A CurtainUp Los
Hollywood Hell House
By Jana J. Monji
Hollywood Hell House at the Steve Allen Theater in Hollywood is
part parody and part carny show. Being religious isn't particularly hip in Hollywood
or most of liberal California. For a short 40-minutes and $10, audience members
walk through various scenes meant to scare them out of temptation's way, but
the result is usually laughter.
Hell House is
by itself a fundamentalist Christian phenomena. George Ratliff's 2001 documentary, Hell
House, centered on
the Cedar Hills, Texas annual production. Its very first permutation may have
been the ScareMare in
1972 Lynchburg, Virginia which was sponsored by the Liberty University, founded
by Reverend Jerry Falwell, leader of the Moral Majority. But Falwell is not directly
involved in the Hell House propagation.
Instead, Keenan Roberts, an Assembly of God minister in Bloomfield, Colorado,
began making and selling kits for $200 in 1995.
To put on this latest Hollywood version Maggie Rowe, who co-directs with Jill
Soloway, fibbed a bit to procure a kit. Roberts can take comfort in Rowe and
Soloway's faithful adherence to the script.
As with any good haunted house, you are led through some scary scenes, in this
case by an impatient devil (Demon tour guide played by Jimmy Doyle). First, we
learn that reading Goosebumps and graduating to Harry Potter eventually led to
satanic devil worship and human sacrifice. It seems funny that Buffy and Angel
don't get mentioned. It's also odd that the worshippers (Alisa Surmont, Laura
Summer and Rebecca Davis) and sacrifice (Paget Brewster as Tracy) are all female,
the worshipping threesome get to wear pretty cool goth garb.
Next on the theatrical agenda, we are exposed to a young girl's partial birth
abortion as we are told that abortion is s Satan's way of keeping the population
of preachers down. We never hear about the boy who is nvolved in this young unmarried
woman's (Daisey Gardner as Chrissy) careless Camaro sexual adventure. Likewise,
in the rape gangbang scenes(the rape is only suggested and there is no nudity
or kissing or what would pass as heavy petting), the gang (Jim Kohn, Ben Hoffman
and Eric Giancoli) that drugs Jessica, the victim (Becky Thyre) aren't subject
to critical admonition either. Instead, we examine the victim who decides to
commit suicide. You won't be surprised here because that's the comic strip featured
on the Web site.
The other sinners Roberts focuses on are Steve (Kevin Pass), a gay man dying
of AIDS (and the viral infection is apparently part of God's will), and a young
man who decides to shoot his classmates and teacher and finally himself.
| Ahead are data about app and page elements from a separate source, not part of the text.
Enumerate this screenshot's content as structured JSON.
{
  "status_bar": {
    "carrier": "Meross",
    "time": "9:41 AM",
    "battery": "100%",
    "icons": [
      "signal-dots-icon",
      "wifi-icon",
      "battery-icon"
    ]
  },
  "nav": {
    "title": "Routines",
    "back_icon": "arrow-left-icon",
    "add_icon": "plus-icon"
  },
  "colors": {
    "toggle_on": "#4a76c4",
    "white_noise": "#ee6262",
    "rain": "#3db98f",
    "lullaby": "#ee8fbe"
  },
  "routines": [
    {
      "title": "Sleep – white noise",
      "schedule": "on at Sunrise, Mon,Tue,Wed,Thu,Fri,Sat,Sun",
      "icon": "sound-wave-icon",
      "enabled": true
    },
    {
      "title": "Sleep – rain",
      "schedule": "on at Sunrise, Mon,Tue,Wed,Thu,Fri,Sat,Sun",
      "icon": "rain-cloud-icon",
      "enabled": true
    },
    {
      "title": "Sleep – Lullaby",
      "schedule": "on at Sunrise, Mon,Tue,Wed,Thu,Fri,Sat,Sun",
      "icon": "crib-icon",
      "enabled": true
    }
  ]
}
After a journey through hell (a worthy grotesque which was a credit to make-up
and costume designers), we do get an audience with one of the rotating Satans.
Bill Maher has played this part, but you never know who you might get since the
full cast of 200 rotates every Saturday. For Satan (David Cross on Sept. 18),
whose speech is especially long, the cue cards are plastered on the wall.
Luckily, we are saved from Satan's monologue by a blonde, blue-eyed angel (Melanie
Truhett) who leads us to Jesus (Ron Zimmerman), smiling, even as he's pinned
to a cross. His speech is predominately voiceover.
Being saved, we are now given a choice between hell and donut holes. In a land
ruled by low carb diets this might seem a hard choice. But we are soon led to
a room where we can imbibe red punch and donut holes as another group of actors
(Loretta Fox Bill Rukoski, Paige Bernhardt, Adam Wodka, Barbara Romen, Julie
Cain, Stephen Rowan Katie Schwartz, Josh Trank and Morgan Krantz), all with bad
hair and dressed in nerdy clothes, bounce around and sing Christian songs. You
can also "pin a sin" on Jesus posting board, buy a t-shirt or visit the concessions.
There's something uneasily borderline in laughing at abortion or gang rape yet
one notices how focused the house is on women and their sexual behavior. Guys
just shouldn't have sex with other guys or start shooting up people. Yet, a walk
through haunted Hollywood Hell House brings benefits vua its many professional
or semi-professional performers and good special effects.
The overall experience is like a visit to a carny show. Instead of seeing the
freaks you've never really wanted to meet, you are exposed to the strange species
of Christian fundamentalists. As the production makes clear via large posters
in the waiting area, no disrespect to Christianity is intended and that the only
targets are Christian fundamentalists.
This is not by any means good theater but a curious representation of popular
theater as practiced by ordinary people. What it does is to point a finger at
the ideological division that exists in America today.